Do you have any stories from your research that particularly stand out/made a big impression on you?

One of my favourite periods of fieldwork came during the run-up to the Congregation’s sixtieth anniversary. The Sisters invited a priest to give a workshop. One day, he asked them to create short role plays based on moral dilemmas. This priest was very mild and did not anticipate the raucous abandon with which the nuns would greet the assignment.

Instead of half an hour of awkward acting, he got days of full-length plays in which each Sister took on several characters. Some of my favourite moments include a scene of nuns clinging to a speedboat in their ride up a crocodile-infested river and another scene depicting an illicit meeting between a nun and a male student (played by a nun in a backpack and ball cap) during which the audience hollered ‘Kiss!’

Talk about a different picture from our common conception of nuns! But this is how they learn to be who they are, how they understand the people around them, and how they inhabit their faith more deeply. 

What wider impact do you hope your research will have?  
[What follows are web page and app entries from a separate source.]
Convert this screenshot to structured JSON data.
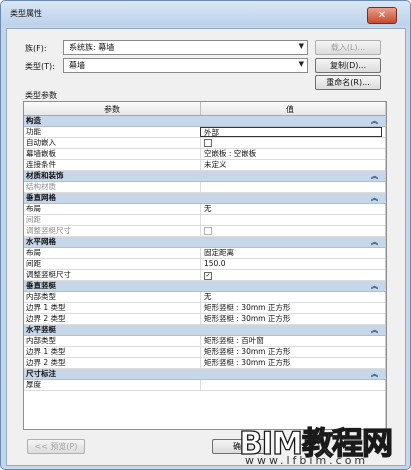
{
  "window": {
    "title": "类型属性",
    "close_glyph": "✕"
  },
  "family": {
    "label": "族(F):",
    "value": "系统族: 幕墙",
    "load_button": "载入(L)..."
  },
  "type": {
    "label": "类型(T):",
    "value": "幕墙",
    "duplicate_button": "复制(D)...",
    "rename_button": "重命名(R)..."
  },
  "type_params_label": "类型参数",
  "table": {
    "col_param": "参数",
    "col_value": "值",
    "groups": [
      {
        "title": "构造",
        "rows": [
          {
            "param": "功能",
            "value": "外部",
            "editing": true
          },
          {
            "param": "自动嵌入",
            "checkbox": true,
            "checked": false
          },
          {
            "param": "幕墙嵌板",
            "value": "空嵌板 : 空嵌板"
          },
          {
            "param": "连接条件",
            "value": "未定义"
          }
        ]
      },
      {
        "title": "材质和装饰",
        "rows": [
          {
            "param": "结构材质",
            "value": "",
            "gray": true
          }
        ]
      },
      {
        "title": "垂直网格",
        "rows": [
          {
            "param": "布局",
            "value": "无"
          },
          {
            "param": "间距",
            "value": "",
            "gray": true
          },
          {
            "param": "调整竖梃尺寸",
            "checkbox": true,
            "checked": false,
            "gray": true,
            "disabled": true
          }
        ]
      },
      {
        "title": "水平网格",
        "rows": [
          {
            "param": "布局",
            "value": "固定距离"
          },
          {
            "param": "间距",
            "value": "150.0"
          },
          {
            "param": "调整竖梃尺寸",
            "checkbox": true,
            "checked": true
          }
        ]
      },
      {
        "title": "垂直竖梃",
        "rows": [
          {
            "param": "内部类型",
            "value": "无"
          },
          {
            "param": "边界 1 类型",
            "value": "矩形竖梃 : 30mm 正方形"
          },
          {
            "param": "边界 2 类型",
            "value": "矩形竖梃 : 30mm 正方形"
          }
        ]
      },
      {
        "title": "水平竖梃",
        "rows": [
          {
            "param": "内部类型",
            "value": "矩形竖梃 : 百叶窗"
          },
          {
            "param": "边界 1 类型",
            "value": "矩形竖梃 : 30mm 正方形"
          },
          {
            "param": "边界 2 类型",
            "value": "矩形竖梃 : 30mm 正方形"
          }
        ]
      },
      {
        "title": "尺寸标注",
        "rows": [
          {
            "param": "厚度",
            "value": ""
          }
        ]
      }
    ]
  },
  "footer": {
    "preview_button": "<< 预览(P)",
    "ok_button": "确定"
  },
  "watermark": {
    "text": "BIM教程网",
    "url": "www.lfbim.com"
  },
  "colors": {
    "group_header": "#c7d7ea",
    "chrome": "#c4d6ea"
  }
}
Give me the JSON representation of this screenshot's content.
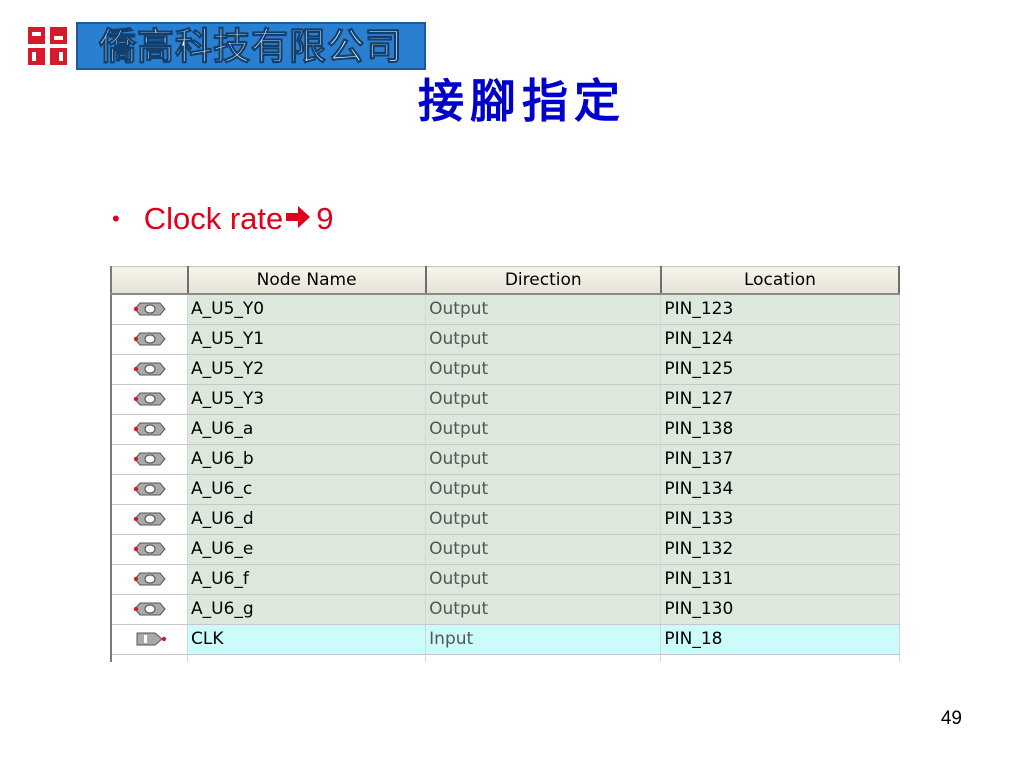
{
  "logo": {
    "text": "僑高科技有限公司"
  },
  "title": "接腳指定",
  "bullet": {
    "text_before": "Clock rate",
    "arrow_icon": "right-arrow-icon",
    "text_after": "9",
    "color": "#e0001b"
  },
  "table": {
    "headers": [
      "Node Name",
      "Direction",
      "Location"
    ],
    "rows": [
      {
        "icon": "output-pin-icon",
        "name": "A_U5_Y0",
        "direction": "Output",
        "location": "PIN_123"
      },
      {
        "icon": "output-pin-icon",
        "name": "A_U5_Y1",
        "direction": "Output",
        "location": "PIN_124"
      },
      {
        "icon": "output-pin-icon",
        "name": "A_U5_Y2",
        "direction": "Output",
        "location": "PIN_125"
      },
      {
        "icon": "output-pin-icon",
        "name": "A_U5_Y3",
        "direction": "Output",
        "location": "PIN_127"
      },
      {
        "icon": "output-pin-icon",
        "name": "A_U6_a",
        "direction": "Output",
        "location": "PIN_138"
      },
      {
        "icon": "output-pin-icon",
        "name": "A_U6_b",
        "direction": "Output",
        "location": "PIN_137"
      },
      {
        "icon": "output-pin-icon",
        "name": "A_U6_c",
        "direction": "Output",
        "location": "PIN_134"
      },
      {
        "icon": "output-pin-icon",
        "name": "A_U6_d",
        "direction": "Output",
        "location": "PIN_133"
      },
      {
        "icon": "output-pin-icon",
        "name": "A_U6_e",
        "direction": "Output",
        "location": "PIN_132"
      },
      {
        "icon": "output-pin-icon",
        "name": "A_U6_f",
        "direction": "Output",
        "location": "PIN_131"
      },
      {
        "icon": "output-pin-icon",
        "name": "A_U6_g",
        "direction": "Output",
        "location": "PIN_130"
      },
      {
        "icon": "input-pin-icon",
        "name": "CLK",
        "direction": "Input",
        "location": "PIN_18"
      }
    ],
    "colors": {
      "output_row": "#dde8dd",
      "input_row": "#ccfbfb"
    }
  },
  "page_number": "49"
}
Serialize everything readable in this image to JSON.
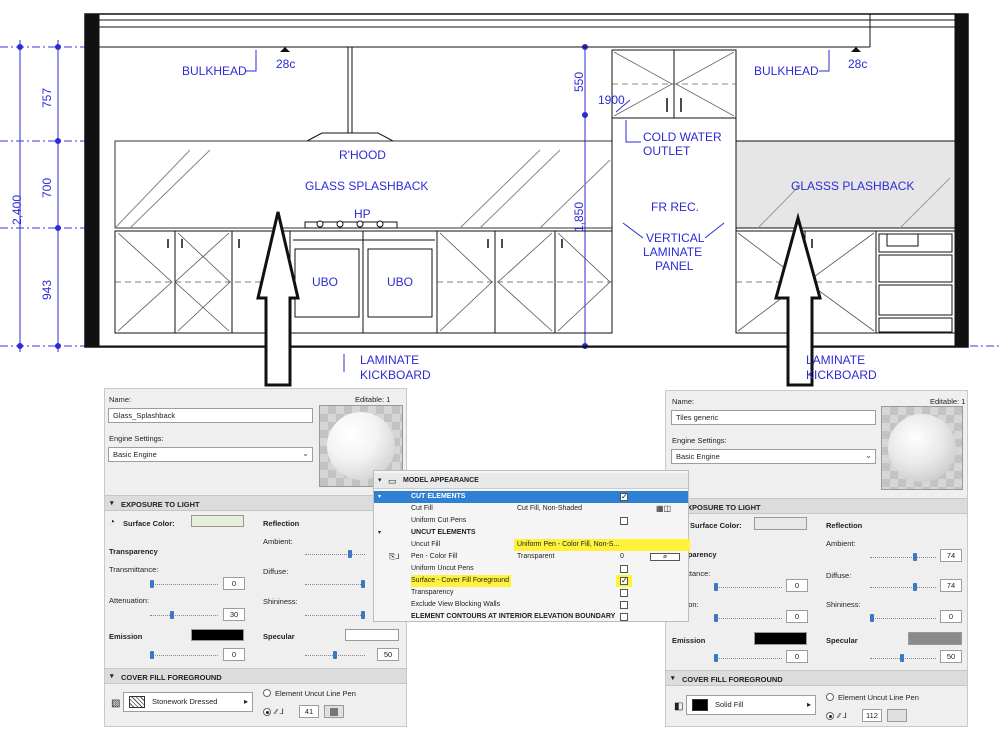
{
  "drawing": {
    "labels": {
      "bulkhead_left": "BULKHEAD",
      "bulkhead_left_tag": "28c",
      "bulkhead_right": "BULKHEAD",
      "bulkhead_right_tag": "28c",
      "rhood": "R'HOOD",
      "glass_splashback": "GLASS SPLASHBACK",
      "hp": "HP",
      "ubo_1": "UBO",
      "ubo_2": "UBO",
      "cold_water_outlet_1": "COLD WATER",
      "cold_water_outlet_2": "OUTLET",
      "fr_rec": "FR REC.",
      "vertical_panel_1": "VERTICAL",
      "vertical_panel_2": "LAMINATE",
      "vertical_panel_3": "PANEL",
      "glasss_plashback": "GLASSS PLASHBACK",
      "laminate_kick_left_1": "LAMINATE",
      "laminate_kick_left_2": "KICKBOARD",
      "laminate_kick_right_1": "LAMINATE",
      "laminate_kick_right_2": "KICKBOARD"
    },
    "dimensions": {
      "overall": "2,400",
      "upper": "757",
      "middle": "700",
      "lower": "943",
      "dim_550": "550",
      "dim_1850": "1,850",
      "dim_1900": "1900"
    }
  },
  "left_panel": {
    "name_label": "Name:",
    "editable": "Editable: 1",
    "name_value": "Glass_Splashback",
    "engine_label": "Engine Settings:",
    "engine_value": "Basic Engine",
    "section_exposure": "EXPOSURE TO LIGHT",
    "surface_color": "Surface Color:",
    "reflection": "Reflection",
    "ambient": "Ambient:",
    "transparency": "Transparency",
    "transmittance": "Transmittance:",
    "transmittance_value": "0",
    "diffuse": "Diffuse:",
    "attenuation": "Attenuation:",
    "attenuation_value": "30",
    "shininess": "Shininess:",
    "emission": "Emission",
    "emission_value": "0",
    "specular": "Specular",
    "specular_value": "50",
    "section_cover": "COVER FILL FOREGROUND",
    "fill_name": "Stonework Dressed",
    "uncut_pen": "Element Uncut Line Pen",
    "pen_value": "41",
    "surface_color_hex": "#e3eedb"
  },
  "right_panel": {
    "name_label": "Name:",
    "editable": "Editable: 1",
    "name_value": "Tiles generic",
    "engine_label": "Engine Settings:",
    "engine_value": "Basic Engine",
    "section_exposure": "EXPOSURE TO LIGHT",
    "surface_color": "Surface Color:",
    "reflection": "Reflection",
    "ambient": "Ambient:",
    "ambient_value": "74",
    "transparency": "ransparency",
    "transmittance": "nsmittance:",
    "transmittance_value": "0",
    "diffuse": "Diffuse:",
    "diffuse_value": "74",
    "attenuation": "nuation:",
    "attenuation_value": "0",
    "shininess": "Shininess:",
    "shininess_value": "0",
    "emission": "Emission",
    "emission_value": "0",
    "specular": "Specular",
    "specular_value": "50",
    "section_cover": "COVER FILL FOREGROUND",
    "fill_name": "Solid Fill",
    "uncut_pen": "Element Uncut Line Pen",
    "pen_value": "112",
    "surface_color_hex": "#e8e8e8"
  },
  "model_appearance": {
    "title": "MODEL APPEARANCE",
    "cut_elements": "CUT ELEMENTS",
    "cut_fill": "Cut Fill",
    "cut_fill_value": "Cut Fill, Non-Shaded",
    "uniform_cut_pens": "Uniform Cut Pens",
    "uncut_elements": "UNCUT ELEMENTS",
    "uncut_fill": "Uncut Fill",
    "uncut_fill_value": "Uniform Pen - Color Fill, Non-S...",
    "pen_color_fill": "Pen - Color Fill",
    "pen_color_fill_value": "Transparent",
    "pen_color_fill_num": "0",
    "uniform_uncut_pens": "Uniform Uncut Pens",
    "surface_cover": "Surface - Cover Fill Foreground",
    "transparency": "Transparency",
    "exclude_view": "Exclude View Blocking Walls",
    "element_contours": "ELEMENT CONTOURS AT INTERIOR ELEVATION BOUNDARY"
  }
}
I hope people learn a little more about Indonesian nuns! And not only learn more, but feel a real human connection to them, to see that the joys and trials that face them in Indonesian convents are not so different from the ones that face us in our London flat-shares. 

How has COVID-19 impacted your work? 

It forced me to be creative! I always work live and had never done a virtual play. It was scary to make the leap from stage to zoom screen, but it has actually been a wonderful experience. I am surrounded by a fantastic team of performers and designers who make the most of the virtual format. The last line of our play really applies here:

“Life is only this: facing the situation. Is there someone with you? Even better.”


Convent Calling! Runs Saturday 21 November at 7pm. It is presented as part of the Being Human festival, led by the School of Advanced Study, University of London, in partnership with the Arts and Humanities Research Council and the British Academy. For further information and to book a free ticket please visit the Being Human website